● Problem requirements: Return the data in full, exactly as it was written.

● Data supplied:
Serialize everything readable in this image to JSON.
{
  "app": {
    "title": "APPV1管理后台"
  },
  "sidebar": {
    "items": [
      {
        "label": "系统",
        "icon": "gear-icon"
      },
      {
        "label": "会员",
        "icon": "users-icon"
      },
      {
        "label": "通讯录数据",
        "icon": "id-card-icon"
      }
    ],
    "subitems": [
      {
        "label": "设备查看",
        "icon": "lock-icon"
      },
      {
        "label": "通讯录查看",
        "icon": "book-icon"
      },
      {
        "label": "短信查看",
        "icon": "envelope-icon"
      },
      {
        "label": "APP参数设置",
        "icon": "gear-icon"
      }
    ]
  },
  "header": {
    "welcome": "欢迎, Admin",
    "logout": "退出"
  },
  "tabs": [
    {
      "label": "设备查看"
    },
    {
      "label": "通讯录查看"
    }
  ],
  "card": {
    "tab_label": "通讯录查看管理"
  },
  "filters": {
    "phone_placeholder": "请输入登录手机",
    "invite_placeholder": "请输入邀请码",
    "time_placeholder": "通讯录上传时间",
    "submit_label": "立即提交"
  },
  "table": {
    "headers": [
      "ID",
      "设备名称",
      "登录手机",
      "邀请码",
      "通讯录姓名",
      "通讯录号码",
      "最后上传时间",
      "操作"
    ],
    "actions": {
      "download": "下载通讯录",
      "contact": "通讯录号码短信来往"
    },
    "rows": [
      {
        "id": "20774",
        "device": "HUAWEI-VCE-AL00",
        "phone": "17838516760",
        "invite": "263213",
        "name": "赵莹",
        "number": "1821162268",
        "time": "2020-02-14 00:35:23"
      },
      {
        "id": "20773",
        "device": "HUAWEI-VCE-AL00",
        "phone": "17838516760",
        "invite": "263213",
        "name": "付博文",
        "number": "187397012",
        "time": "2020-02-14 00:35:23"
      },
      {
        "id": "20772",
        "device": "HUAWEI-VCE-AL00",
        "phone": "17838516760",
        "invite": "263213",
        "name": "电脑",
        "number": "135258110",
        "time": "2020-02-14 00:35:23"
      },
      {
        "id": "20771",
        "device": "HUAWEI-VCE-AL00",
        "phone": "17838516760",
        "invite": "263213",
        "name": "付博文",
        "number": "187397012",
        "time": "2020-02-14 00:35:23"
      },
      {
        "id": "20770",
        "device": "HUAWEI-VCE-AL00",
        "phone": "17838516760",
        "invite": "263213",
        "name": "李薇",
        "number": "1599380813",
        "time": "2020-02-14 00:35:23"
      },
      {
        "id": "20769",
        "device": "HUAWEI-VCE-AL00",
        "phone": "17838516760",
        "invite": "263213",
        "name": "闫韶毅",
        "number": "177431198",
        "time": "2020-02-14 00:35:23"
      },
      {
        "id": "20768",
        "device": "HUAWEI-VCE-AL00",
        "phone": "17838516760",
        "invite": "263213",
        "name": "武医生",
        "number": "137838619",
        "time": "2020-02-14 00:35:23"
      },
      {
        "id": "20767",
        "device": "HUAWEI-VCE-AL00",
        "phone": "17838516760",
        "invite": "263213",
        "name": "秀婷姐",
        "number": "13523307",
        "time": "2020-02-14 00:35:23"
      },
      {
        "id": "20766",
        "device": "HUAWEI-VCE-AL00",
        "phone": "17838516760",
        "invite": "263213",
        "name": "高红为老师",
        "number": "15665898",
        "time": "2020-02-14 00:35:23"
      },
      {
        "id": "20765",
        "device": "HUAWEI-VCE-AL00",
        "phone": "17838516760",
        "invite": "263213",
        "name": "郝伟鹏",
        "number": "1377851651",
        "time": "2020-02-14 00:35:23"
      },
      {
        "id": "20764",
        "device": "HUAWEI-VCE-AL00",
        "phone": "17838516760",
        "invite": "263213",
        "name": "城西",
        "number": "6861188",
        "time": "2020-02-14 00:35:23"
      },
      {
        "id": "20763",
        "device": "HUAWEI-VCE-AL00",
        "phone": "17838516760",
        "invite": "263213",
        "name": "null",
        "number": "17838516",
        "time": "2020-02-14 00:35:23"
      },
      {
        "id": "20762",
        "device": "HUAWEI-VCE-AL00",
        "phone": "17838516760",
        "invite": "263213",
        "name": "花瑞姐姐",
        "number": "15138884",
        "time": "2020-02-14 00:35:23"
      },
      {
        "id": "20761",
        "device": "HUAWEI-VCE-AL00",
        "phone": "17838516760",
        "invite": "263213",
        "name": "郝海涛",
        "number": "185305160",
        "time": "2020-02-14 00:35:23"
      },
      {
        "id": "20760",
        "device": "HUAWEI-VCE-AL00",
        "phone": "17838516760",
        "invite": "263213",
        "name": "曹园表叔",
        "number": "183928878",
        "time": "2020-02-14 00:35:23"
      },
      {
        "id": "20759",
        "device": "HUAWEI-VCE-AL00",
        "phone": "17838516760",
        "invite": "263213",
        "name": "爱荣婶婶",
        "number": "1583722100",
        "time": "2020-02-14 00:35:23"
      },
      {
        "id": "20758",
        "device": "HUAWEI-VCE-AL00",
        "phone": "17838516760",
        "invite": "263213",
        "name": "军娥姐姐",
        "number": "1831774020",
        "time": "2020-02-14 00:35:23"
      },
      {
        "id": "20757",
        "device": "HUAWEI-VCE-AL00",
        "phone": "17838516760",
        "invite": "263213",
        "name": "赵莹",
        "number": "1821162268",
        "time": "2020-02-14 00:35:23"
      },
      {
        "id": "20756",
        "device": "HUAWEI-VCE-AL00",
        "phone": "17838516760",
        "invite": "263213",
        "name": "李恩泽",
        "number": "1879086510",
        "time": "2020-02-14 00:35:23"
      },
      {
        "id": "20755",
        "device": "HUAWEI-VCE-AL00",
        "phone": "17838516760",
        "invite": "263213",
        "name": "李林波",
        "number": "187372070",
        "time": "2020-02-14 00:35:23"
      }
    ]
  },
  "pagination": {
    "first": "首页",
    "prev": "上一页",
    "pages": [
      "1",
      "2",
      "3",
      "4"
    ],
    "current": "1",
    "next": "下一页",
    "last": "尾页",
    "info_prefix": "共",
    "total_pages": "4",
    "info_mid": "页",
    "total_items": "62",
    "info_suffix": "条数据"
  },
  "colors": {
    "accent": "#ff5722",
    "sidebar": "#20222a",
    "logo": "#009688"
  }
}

● Exercise solution:
Serialize everything readable in this image to JSON.
{
  "app": {
    "title": "APPV1管理后台"
  },
  "sidebar": {
    "items": [
      {
        "label": "系统",
        "icon": "gear-icon"
      },
      {
        "label": "会员",
        "icon": "users-icon"
      },
      {
        "label": "通讯录数据",
        "icon": "id-card-icon"
      }
    ],
    "subitems": [
      {
        "label": "设备查看",
        "icon": "lock-icon"
      },
      {
        "label": "通讯录查看",
        "icon": "book-icon"
      },
      {
        "label": "短信查看",
        "icon": "envelope-icon"
      },
      {
        "label": "APP参数设置",
        "icon": "gear-icon"
      }
    ]
  },
  "header": {
    "welcome": "欢迎, Admin",
    "logout": "退出"
  },
  "tabs": [
    {
      "label": "设备查看"
    },
    {
      "label": "通讯录查看"
    }
  ],
  "card": {
    "tab_label": "通讯录查看管理"
  },
  "filters": {
    "phone_placeholder": "请输入登录手机",
    "invite_placeholder": "请输入邀请码",
    "time_placeholder": "通讯录上传时间",
    "submit_label": "立即提交"
  },
  "table": {
    "headers": [
      "ID",
      "设备名称",
      "登录手机",
      "邀请码",
      "通讯录姓名",
      "通讯录号码",
      "最后上传时间",
      "操作"
    ],
    "actions": {
      "download": "下载通讯录",
      "contact": "通讯录号码短信来往"
    },
    "rows": [
      {
        "id": "20774",
        "device": "HUAWEI-VCE-AL00",
        "phone": "17838516760",
        "invite": "263213",
        "name": "赵莹",
        "number": "1821162268",
        "time": "2020-02-14 00:35:23"
      },
      {
        "id": "20773",
        "device": "HUAWEI-VCE-AL00",
        "phone": "17838516760",
        "invite": "263213",
        "name": "付博文",
        "number": "187397012",
        "time": "2020-02-14 00:35:23"
      },
      {
        "id": "20772",
        "device": "HUAWEI-VCE-AL00",
        "phone": "17838516760",
        "invite": "263213",
        "name": "电脑",
        "number": "135258110",
        "time": "2020-02-14 00:35:23"
      },
      {
        "id": "20771",
        "device": "HUAWEI-VCE-AL00",
        "phone": "17838516760",
        "invite": "263213",
        "name": "付博文",
        "number": "187397012",
        "time": "2020-02-14 00:35:23"
      },
      {
        "id": "20770",
        "device": "HUAWEI-VCE-AL00",
        "phone": "17838516760",
        "invite": "263213",
        "name": "李薇",
        "number": "1599380813",
        "time": "2020-02-14 00:35:23"
      },
      {
        "id": "20769",
        "device": "HUAWEI-VCE-AL00",
        "phone": "17838516760",
        "invite": "263213",
        "name": "闫韶毅",
        "number": "177431198",
        "time": "2020-02-14 00:35:23"
      },
      {
        "id": "20768",
        "device": "HUAWEI-VCE-AL00",
        "phone": "17838516760",
        "invite": "263213",
        "name": "武医生",
        "number": "137838619",
        "time": "2020-02-14 00:35:23"
      },
      {
        "id": "20767",
        "device": "HUAWEI-VCE-AL00",
        "phone": "17838516760",
        "invite": "263213",
        "name": "秀婷姐",
        "number": "13523307",
        "time": "2020-02-14 00:35:23"
      },
      {
        "id": "20766",
        "device": "HUAWEI-VCE-AL00",
        "phone": "17838516760",
        "invite": "263213",
        "name": "高红为老师",
        "number": "15665898",
        "time": "2020-02-14 00:35:23"
      },
      {
        "id": "20765",
        "device": "HUAWEI-VCE-AL00",
        "phone": "17838516760",
        "invite": "263213",
        "name": "郝伟鹏",
        "number": "1377851651",
        "time": "2020-02-14 00:35:23"
      },
      {
        "id": "20764",
        "device": "HUAWEI-VCE-AL00",
        "phone": "17838516760",
        "invite": "263213",
        "name": "城西",
        "number": "6861188",
        "time": "2020-02-14 00:35:23"
      },
      {
        "id": "20763",
        "device": "HUAWEI-VCE-AL00",
        "phone": "17838516760",
        "invite": "263213",
        "name": "null",
        "number": "17838516",
        "time": "2020-02-14 00:35:23"
      },
      {
        "id": "20762",
        "device": "HUAWEI-VCE-AL00",
        "phone": "17838516760",
        "invite": "263213",
        "name": "花瑞姐姐",
        "number": "15138884",
        "time": "2020-02-14 00:35:23"
      },
      {
        "id": "20761",
        "device": "HUAWEI-VCE-AL00",
        "phone": "17838516760",
        "invite": "263213",
        "name": "郝海涛",
        "number": "185305160",
        "time": "2020-02-14 00:35:23"
      },
      {
        "id": "20760",
        "device": "HUAWEI-VCE-AL00",
        "phone": "17838516760",
        "invite": "263213",
        "name": "曹园表叔",
        "number": "183928878",
        "time": "2020-02-14 00:35:23"
      },
      {
        "id": "20759",
        "device": "HUAWEI-VCE-AL00",
        "phone": "17838516760",
        "invite": "263213",
        "name": "爱荣婶婶",
        "number": "1583722100",
        "time": "2020-02-14 00:35:23"
      },
      {
        "id": "20758",
        "device": "HUAWEI-VCE-AL00",
        "phone": "17838516760",
        "invite": "263213",
        "name": "军娥姐姐",
        "number": "1831774020",
        "time": "2020-02-14 00:35:23"
      },
      {
        "id": "20757",
        "device": "HUAWEI-VCE-AL00",
        "phone": "17838516760",
        "invite": "263213",
        "name": "赵莹",
        "number": "1821162268",
        "time": "2020-02-14 00:35:23"
      },
      {
        "id": "20756",
        "device": "HUAWEI-VCE-AL00",
        "phone": "17838516760",
        "invite": "263213",
        "name": "李恩泽",
        "number": "1879086510",
        "time": "2020-02-14 00:35:23"
      },
      {
        "id": "20755",
        "device": "HUAWEI-VCE-AL00",
        "phone": "17838516760",
        "invite": "263213",
        "name": "李林波",
        "number": "187372070",
        "time": "2020-02-14 00:35:23"
      }
    ]
  },
  "pagination": {
    "first": "首页",
    "prev": "上一页",
    "pages": [
      "1",
      "2",
      "3",
      "4"
    ],
    "current": "1",
    "next": "下一页",
    "last": "尾页",
    "info_prefix": "共",
    "total_pages": "4",
    "info_mid": "页",
    "total_items": "62",
    "info_suffix": "条数据"
  },
  "colors": {
    "accent": "#ff5722",
    "sidebar": "#20222a",
    "logo": "#009688"
  }
}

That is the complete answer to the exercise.